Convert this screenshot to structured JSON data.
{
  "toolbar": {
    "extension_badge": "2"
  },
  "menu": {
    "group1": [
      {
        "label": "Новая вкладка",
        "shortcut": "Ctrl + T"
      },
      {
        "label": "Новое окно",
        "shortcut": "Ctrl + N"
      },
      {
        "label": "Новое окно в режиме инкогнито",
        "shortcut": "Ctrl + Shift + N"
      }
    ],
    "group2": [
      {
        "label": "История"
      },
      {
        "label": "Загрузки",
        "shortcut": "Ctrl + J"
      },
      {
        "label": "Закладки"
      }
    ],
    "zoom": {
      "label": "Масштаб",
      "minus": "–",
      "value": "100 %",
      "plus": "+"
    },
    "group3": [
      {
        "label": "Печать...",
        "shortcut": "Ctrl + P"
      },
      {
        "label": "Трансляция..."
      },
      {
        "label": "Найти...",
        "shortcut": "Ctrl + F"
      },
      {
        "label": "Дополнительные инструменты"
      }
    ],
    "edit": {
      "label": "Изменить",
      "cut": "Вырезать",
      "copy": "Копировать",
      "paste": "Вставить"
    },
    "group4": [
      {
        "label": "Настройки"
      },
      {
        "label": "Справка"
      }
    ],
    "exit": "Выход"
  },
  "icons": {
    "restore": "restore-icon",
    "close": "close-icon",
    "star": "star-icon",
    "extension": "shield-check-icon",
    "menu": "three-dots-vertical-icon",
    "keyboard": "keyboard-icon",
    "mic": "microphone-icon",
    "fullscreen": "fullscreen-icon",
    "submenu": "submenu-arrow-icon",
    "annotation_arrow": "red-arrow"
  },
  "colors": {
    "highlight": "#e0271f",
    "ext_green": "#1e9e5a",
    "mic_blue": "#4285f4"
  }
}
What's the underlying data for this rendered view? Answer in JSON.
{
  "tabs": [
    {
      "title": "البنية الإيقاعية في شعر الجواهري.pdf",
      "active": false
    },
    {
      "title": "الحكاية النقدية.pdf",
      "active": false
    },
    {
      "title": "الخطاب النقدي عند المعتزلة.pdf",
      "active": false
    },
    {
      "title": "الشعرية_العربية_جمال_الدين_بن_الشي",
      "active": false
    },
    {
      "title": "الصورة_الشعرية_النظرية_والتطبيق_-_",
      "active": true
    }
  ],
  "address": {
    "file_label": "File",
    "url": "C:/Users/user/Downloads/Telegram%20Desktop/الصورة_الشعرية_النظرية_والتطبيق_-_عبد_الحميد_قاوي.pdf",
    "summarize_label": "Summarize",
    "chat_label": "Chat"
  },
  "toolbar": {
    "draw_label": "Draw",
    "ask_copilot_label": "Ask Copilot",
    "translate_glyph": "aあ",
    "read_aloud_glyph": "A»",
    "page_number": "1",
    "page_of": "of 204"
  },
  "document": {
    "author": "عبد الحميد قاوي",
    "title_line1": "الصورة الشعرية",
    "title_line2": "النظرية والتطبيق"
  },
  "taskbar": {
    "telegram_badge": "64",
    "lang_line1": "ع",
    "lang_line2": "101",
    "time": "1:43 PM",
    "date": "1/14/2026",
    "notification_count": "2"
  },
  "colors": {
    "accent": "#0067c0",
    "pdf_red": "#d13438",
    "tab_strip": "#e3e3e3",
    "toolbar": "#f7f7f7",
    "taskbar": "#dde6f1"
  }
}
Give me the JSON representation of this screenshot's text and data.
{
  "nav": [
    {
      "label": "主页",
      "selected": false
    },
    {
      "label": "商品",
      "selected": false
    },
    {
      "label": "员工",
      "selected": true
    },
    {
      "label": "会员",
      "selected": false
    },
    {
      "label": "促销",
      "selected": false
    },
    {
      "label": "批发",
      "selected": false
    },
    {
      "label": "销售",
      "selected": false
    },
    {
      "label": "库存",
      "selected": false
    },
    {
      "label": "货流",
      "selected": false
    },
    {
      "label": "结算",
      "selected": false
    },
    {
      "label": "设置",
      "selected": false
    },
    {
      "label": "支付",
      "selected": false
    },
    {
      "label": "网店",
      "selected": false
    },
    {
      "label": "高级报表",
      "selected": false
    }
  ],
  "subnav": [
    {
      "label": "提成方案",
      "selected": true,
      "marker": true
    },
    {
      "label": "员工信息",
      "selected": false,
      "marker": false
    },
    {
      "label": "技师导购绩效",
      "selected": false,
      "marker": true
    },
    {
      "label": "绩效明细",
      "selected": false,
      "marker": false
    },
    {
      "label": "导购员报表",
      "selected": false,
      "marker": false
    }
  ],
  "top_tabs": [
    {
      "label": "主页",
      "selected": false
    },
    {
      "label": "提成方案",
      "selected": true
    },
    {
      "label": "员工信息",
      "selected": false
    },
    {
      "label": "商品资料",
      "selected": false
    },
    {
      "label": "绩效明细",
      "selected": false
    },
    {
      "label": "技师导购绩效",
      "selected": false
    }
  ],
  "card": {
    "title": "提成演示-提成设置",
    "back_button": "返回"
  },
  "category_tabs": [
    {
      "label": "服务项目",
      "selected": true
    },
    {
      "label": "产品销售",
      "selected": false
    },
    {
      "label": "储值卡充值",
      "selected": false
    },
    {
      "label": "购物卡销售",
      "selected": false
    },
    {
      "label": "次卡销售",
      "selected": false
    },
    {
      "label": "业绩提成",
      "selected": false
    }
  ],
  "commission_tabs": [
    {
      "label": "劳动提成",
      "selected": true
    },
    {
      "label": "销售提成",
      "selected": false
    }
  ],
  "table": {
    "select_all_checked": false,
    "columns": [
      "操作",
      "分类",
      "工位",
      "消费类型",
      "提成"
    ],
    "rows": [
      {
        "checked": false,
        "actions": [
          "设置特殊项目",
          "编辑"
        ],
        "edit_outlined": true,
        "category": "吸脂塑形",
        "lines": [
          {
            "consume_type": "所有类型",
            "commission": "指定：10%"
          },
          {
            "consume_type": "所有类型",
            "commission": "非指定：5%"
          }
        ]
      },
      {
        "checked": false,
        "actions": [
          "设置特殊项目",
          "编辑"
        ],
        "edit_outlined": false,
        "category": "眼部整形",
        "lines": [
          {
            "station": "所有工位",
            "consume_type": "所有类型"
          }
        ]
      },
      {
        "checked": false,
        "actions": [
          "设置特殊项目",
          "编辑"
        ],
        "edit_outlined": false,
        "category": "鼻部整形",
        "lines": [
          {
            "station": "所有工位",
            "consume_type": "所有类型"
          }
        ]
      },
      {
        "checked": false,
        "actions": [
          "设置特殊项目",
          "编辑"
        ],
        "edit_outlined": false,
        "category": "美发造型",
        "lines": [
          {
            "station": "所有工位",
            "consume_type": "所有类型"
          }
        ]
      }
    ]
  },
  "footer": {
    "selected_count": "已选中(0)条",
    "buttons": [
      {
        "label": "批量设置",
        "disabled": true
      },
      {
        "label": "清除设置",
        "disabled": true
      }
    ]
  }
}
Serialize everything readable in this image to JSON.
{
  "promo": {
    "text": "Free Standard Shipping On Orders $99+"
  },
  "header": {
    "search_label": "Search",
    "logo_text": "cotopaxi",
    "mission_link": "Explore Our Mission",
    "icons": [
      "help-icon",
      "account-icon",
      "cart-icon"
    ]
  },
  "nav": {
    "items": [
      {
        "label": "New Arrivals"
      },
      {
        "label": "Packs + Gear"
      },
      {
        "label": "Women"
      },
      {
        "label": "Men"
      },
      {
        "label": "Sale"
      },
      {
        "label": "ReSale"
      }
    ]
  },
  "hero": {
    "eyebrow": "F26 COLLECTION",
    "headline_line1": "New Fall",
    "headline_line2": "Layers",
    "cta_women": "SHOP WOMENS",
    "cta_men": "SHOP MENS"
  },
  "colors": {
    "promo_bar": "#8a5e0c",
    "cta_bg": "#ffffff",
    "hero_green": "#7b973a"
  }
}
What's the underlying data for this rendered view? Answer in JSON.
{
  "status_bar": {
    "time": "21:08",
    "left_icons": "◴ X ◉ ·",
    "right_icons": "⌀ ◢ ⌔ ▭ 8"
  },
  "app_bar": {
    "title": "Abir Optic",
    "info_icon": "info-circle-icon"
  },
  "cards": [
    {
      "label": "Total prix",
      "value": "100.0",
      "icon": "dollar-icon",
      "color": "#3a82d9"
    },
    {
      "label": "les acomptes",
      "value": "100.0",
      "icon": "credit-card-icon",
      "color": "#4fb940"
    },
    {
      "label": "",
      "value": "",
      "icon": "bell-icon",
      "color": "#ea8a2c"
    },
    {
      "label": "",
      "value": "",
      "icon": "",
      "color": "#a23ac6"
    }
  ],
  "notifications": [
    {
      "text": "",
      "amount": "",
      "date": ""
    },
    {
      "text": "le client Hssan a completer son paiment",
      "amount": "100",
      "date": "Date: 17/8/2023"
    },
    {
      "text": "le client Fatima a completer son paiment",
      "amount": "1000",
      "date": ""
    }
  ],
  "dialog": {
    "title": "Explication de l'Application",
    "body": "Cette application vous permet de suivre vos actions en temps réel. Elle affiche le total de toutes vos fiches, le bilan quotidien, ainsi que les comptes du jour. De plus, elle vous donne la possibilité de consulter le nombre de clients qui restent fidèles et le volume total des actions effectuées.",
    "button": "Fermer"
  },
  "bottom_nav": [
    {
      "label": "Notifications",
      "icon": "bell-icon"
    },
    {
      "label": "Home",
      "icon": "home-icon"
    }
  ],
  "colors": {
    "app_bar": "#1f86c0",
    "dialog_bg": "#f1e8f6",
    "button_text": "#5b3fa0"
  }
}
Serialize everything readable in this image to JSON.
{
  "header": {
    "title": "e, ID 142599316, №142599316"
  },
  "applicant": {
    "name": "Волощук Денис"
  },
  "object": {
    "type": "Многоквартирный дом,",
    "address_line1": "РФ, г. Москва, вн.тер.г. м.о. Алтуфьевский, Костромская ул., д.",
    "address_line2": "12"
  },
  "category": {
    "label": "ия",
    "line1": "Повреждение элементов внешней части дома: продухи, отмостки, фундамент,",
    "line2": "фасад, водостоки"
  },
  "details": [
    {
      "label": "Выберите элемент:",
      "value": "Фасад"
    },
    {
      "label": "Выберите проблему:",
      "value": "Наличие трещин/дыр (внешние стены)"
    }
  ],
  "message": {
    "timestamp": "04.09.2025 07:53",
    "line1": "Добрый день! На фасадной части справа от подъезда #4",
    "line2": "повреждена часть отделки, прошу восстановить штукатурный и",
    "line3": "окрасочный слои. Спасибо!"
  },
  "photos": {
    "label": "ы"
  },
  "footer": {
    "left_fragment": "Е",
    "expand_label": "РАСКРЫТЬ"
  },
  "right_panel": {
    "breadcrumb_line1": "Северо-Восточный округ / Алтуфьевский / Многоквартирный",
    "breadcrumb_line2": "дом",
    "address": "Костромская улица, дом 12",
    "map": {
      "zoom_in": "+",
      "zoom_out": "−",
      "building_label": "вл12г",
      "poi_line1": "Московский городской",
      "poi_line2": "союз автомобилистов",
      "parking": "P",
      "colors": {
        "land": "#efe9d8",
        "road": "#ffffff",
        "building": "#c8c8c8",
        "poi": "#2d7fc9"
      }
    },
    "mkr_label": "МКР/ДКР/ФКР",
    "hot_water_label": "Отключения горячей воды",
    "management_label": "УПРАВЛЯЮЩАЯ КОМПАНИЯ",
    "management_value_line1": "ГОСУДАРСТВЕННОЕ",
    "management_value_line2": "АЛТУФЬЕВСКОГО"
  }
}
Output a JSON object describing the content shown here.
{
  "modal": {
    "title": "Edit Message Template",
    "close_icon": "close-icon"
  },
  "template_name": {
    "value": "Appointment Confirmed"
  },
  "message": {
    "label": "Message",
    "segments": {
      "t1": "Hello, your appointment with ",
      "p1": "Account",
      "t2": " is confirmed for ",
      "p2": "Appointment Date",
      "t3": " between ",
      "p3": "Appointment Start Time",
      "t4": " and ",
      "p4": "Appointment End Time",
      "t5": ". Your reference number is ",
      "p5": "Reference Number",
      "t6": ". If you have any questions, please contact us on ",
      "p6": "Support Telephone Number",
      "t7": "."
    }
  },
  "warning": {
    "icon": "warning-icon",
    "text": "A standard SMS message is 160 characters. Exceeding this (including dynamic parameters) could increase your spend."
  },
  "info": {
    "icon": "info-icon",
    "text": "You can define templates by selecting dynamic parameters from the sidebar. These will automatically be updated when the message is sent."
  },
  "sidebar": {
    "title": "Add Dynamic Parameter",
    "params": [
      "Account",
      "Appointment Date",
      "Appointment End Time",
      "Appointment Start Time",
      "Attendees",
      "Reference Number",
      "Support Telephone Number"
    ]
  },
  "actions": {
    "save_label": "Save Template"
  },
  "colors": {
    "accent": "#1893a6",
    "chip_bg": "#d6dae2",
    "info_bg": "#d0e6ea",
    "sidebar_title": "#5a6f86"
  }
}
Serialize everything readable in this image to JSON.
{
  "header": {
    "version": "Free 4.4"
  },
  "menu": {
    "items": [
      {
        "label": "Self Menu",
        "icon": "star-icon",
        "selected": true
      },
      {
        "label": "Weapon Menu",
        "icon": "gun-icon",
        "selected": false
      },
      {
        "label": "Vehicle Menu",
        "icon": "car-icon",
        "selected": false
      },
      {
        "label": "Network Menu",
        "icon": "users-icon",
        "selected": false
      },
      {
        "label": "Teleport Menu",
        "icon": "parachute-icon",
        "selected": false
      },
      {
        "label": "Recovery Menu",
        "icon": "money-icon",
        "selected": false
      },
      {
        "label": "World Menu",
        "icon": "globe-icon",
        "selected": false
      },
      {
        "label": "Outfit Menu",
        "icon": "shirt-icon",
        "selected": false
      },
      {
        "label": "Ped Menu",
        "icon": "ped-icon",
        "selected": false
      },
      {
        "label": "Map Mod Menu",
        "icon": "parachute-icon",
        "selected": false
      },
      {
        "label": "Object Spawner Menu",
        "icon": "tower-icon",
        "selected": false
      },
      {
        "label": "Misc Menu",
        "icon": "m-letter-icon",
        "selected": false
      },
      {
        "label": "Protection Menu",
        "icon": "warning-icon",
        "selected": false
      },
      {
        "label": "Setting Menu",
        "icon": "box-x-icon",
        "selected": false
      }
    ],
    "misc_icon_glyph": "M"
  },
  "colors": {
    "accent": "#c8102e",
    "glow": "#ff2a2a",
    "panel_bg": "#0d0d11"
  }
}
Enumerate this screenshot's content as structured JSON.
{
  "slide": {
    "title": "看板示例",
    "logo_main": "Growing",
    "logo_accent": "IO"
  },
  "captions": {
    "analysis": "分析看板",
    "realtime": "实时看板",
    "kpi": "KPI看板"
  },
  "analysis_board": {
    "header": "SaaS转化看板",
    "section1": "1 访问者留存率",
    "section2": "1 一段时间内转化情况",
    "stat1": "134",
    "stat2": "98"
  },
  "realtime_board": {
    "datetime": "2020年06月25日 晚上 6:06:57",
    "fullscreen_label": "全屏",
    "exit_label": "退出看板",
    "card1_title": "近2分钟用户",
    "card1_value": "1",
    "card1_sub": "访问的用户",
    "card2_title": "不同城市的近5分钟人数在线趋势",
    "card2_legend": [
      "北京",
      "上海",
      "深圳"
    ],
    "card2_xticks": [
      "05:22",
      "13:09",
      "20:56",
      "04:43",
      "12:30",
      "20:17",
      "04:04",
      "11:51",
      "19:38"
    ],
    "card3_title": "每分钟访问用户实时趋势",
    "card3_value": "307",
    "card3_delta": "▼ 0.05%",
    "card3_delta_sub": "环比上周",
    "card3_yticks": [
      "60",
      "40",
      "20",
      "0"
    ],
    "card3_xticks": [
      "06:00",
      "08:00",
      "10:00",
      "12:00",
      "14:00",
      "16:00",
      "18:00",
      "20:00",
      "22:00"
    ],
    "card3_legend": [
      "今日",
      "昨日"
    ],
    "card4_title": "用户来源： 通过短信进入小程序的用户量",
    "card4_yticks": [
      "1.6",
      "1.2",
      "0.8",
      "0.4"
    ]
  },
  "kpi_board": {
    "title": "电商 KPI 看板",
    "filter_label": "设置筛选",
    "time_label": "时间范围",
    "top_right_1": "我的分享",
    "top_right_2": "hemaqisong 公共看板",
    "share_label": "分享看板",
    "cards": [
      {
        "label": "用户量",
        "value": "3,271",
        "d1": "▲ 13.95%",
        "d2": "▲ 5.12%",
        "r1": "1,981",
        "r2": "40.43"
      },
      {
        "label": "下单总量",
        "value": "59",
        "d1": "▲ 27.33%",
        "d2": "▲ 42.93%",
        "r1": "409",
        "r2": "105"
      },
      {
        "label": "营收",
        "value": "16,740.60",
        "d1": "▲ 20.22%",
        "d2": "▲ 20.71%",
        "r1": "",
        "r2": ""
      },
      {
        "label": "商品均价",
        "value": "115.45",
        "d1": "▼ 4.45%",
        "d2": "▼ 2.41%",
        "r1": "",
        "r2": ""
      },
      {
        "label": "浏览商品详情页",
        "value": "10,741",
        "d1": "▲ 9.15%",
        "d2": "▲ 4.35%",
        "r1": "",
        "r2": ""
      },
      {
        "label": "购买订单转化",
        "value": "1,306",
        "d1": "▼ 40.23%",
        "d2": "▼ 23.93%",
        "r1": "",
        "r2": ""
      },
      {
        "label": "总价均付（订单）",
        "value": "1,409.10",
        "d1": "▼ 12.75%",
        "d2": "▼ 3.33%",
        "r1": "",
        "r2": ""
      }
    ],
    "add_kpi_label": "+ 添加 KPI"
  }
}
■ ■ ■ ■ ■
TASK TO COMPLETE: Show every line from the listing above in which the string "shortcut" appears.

ANSWER SECTION:
        "shortcut": "Ctrl + T"
        "shortcut": "Ctrl + N"
        "shortcut": "Ctrl + Shift + N"
        "shortcut": "Ctrl + J"
        "shortcut": "Ctrl + P"
        "shortcut": "Ctrl + F"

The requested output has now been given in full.